• **WORK ORDER**: Print all of the data exactly, but drop the pictures.

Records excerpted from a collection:
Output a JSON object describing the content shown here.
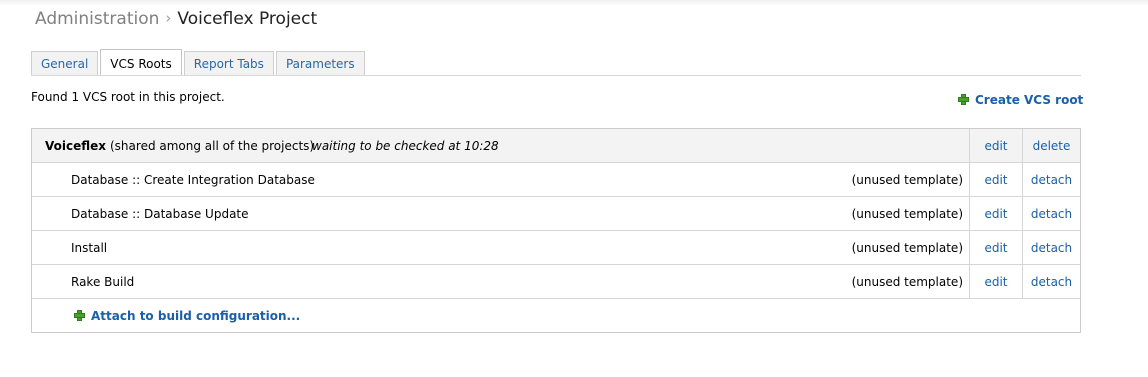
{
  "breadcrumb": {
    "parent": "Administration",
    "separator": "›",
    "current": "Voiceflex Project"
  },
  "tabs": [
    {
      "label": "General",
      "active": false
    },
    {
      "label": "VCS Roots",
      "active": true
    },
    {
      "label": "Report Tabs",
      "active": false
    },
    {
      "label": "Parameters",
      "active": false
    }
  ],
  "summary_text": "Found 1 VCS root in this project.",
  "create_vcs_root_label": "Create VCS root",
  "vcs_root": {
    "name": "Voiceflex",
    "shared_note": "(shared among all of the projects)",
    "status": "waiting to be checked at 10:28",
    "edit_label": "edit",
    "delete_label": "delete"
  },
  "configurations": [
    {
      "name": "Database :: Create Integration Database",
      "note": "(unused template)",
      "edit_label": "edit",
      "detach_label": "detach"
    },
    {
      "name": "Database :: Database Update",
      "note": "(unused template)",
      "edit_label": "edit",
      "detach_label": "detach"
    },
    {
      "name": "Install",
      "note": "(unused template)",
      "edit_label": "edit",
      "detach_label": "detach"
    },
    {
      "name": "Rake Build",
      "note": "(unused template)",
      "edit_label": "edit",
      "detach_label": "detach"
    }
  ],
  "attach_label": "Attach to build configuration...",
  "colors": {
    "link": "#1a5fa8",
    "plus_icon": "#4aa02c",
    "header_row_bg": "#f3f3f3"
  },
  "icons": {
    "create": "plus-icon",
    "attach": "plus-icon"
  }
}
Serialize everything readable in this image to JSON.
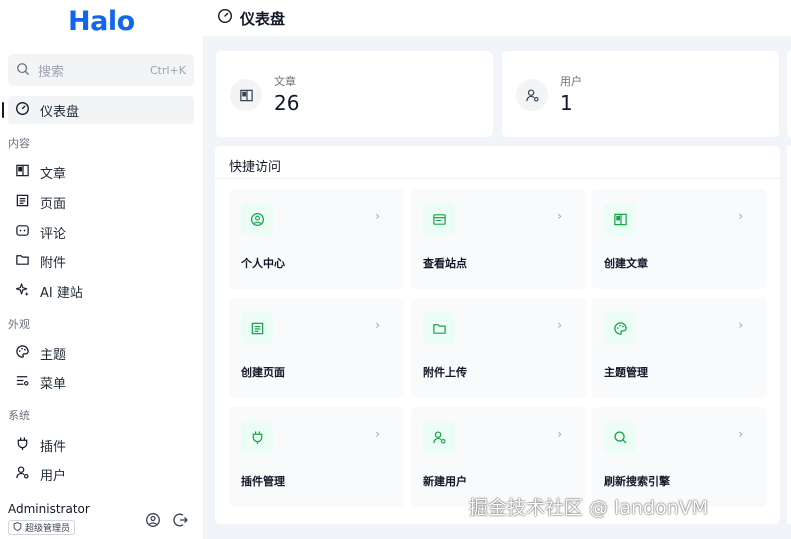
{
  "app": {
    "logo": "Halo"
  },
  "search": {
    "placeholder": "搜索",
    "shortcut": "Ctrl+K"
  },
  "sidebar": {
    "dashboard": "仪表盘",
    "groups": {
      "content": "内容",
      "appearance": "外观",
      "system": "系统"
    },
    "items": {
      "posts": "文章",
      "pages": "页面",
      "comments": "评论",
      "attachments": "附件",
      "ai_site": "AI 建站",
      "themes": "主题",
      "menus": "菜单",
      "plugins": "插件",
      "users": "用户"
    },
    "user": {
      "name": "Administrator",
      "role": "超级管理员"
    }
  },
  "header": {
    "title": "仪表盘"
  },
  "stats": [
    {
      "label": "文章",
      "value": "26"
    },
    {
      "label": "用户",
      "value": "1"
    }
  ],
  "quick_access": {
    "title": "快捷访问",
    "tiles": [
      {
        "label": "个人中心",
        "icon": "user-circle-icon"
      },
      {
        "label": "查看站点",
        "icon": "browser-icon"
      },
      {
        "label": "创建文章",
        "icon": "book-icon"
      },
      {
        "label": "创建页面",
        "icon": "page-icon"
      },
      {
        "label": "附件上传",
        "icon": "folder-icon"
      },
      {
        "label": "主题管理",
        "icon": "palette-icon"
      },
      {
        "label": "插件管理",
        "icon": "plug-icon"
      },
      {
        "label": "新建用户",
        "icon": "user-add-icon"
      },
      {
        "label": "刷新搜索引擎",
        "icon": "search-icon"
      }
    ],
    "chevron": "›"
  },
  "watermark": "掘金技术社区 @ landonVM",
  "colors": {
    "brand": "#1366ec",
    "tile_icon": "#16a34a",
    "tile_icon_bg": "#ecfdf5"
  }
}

• **PROBLEM SOLUTION**:
Output a JSON object describing the content shown here.
{
  "breadcrumb": {
    "parent": "Administration",
    "separator": "›",
    "current": "Voiceflex Project"
  },
  "tabs": [
    {
      "label": "General",
      "active": false
    },
    {
      "label": "VCS Roots",
      "active": true
    },
    {
      "label": "Report Tabs",
      "active": false
    },
    {
      "label": "Parameters",
      "active": false
    }
  ],
  "summary_text": "Found 1 VCS root in this project.",
  "create_vcs_root_label": "Create VCS root",
  "vcs_root": {
    "name": "Voiceflex",
    "shared_note": "(shared among all of the projects)",
    "status": "waiting to be checked at 10:28",
    "edit_label": "edit",
    "delete_label": "delete"
  },
  "configurations": [
    {
      "name": "Database :: Create Integration Database",
      "note": "(unused template)",
      "edit_label": "edit",
      "detach_label": "detach"
    },
    {
      "name": "Database :: Database Update",
      "note": "(unused template)",
      "edit_label": "edit",
      "detach_label": "detach"
    },
    {
      "name": "Install",
      "note": "(unused template)",
      "edit_label": "edit",
      "detach_label": "detach"
    },
    {
      "name": "Rake Build",
      "note": "(unused template)",
      "edit_label": "edit",
      "detach_label": "detach"
    }
  ],
  "attach_label": "Attach to build configuration...",
  "colors": {
    "link": "#1a5fa8",
    "plus_icon": "#4aa02c",
    "header_row_bg": "#f3f3f3"
  },
  "icons": {
    "create": "plus-icon",
    "attach": "plus-icon"
  }
}
Serialize everything readable in this image to JSON.
{
  "app": {
    "logo": "Halo"
  },
  "search": {
    "placeholder": "搜索",
    "shortcut": "Ctrl+K"
  },
  "sidebar": {
    "dashboard": "仪表盘",
    "groups": {
      "content": "内容",
      "appearance": "外观",
      "system": "系统"
    },
    "items": {
      "posts": "文章",
      "pages": "页面",
      "comments": "评论",
      "attachments": "附件",
      "ai_site": "AI 建站",
      "themes": "主题",
      "menus": "菜单",
      "plugins": "插件",
      "users": "用户"
    },
    "user": {
      "name": "Administrator",
      "role": "超级管理员"
    }
  },
  "header": {
    "title": "仪表盘"
  },
  "stats": [
    {
      "label": "文章",
      "value": "26"
    },
    {
      "label": "用户",
      "value": "1"
    }
  ],
  "quick_access": {
    "title": "快捷访问",
    "tiles": [
      {
        "label": "个人中心",
        "icon": "user-circle-icon"
      },
      {
        "label": "查看站点",
        "icon": "browser-icon"
      },
      {
        "label": "创建文章",
        "icon": "book-icon"
      },
      {
        "label": "创建页面",
        "icon": "page-icon"
      },
      {
        "label": "附件上传",
        "icon": "folder-icon"
      },
      {
        "label": "主题管理",
        "icon": "palette-icon"
      },
      {
        "label": "插件管理",
        "icon": "plug-icon"
      },
      {
        "label": "新建用户",
        "icon": "user-add-icon"
      },
      {
        "label": "刷新搜索引擎",
        "icon": "search-icon"
      }
    ],
    "chevron": "›"
  },
  "watermark": "掘金技术社区 @ landonVM",
  "colors": {
    "brand": "#1366ec",
    "tile_icon": "#16a34a",
    "tile_icon_bg": "#ecfdf5"
  }
}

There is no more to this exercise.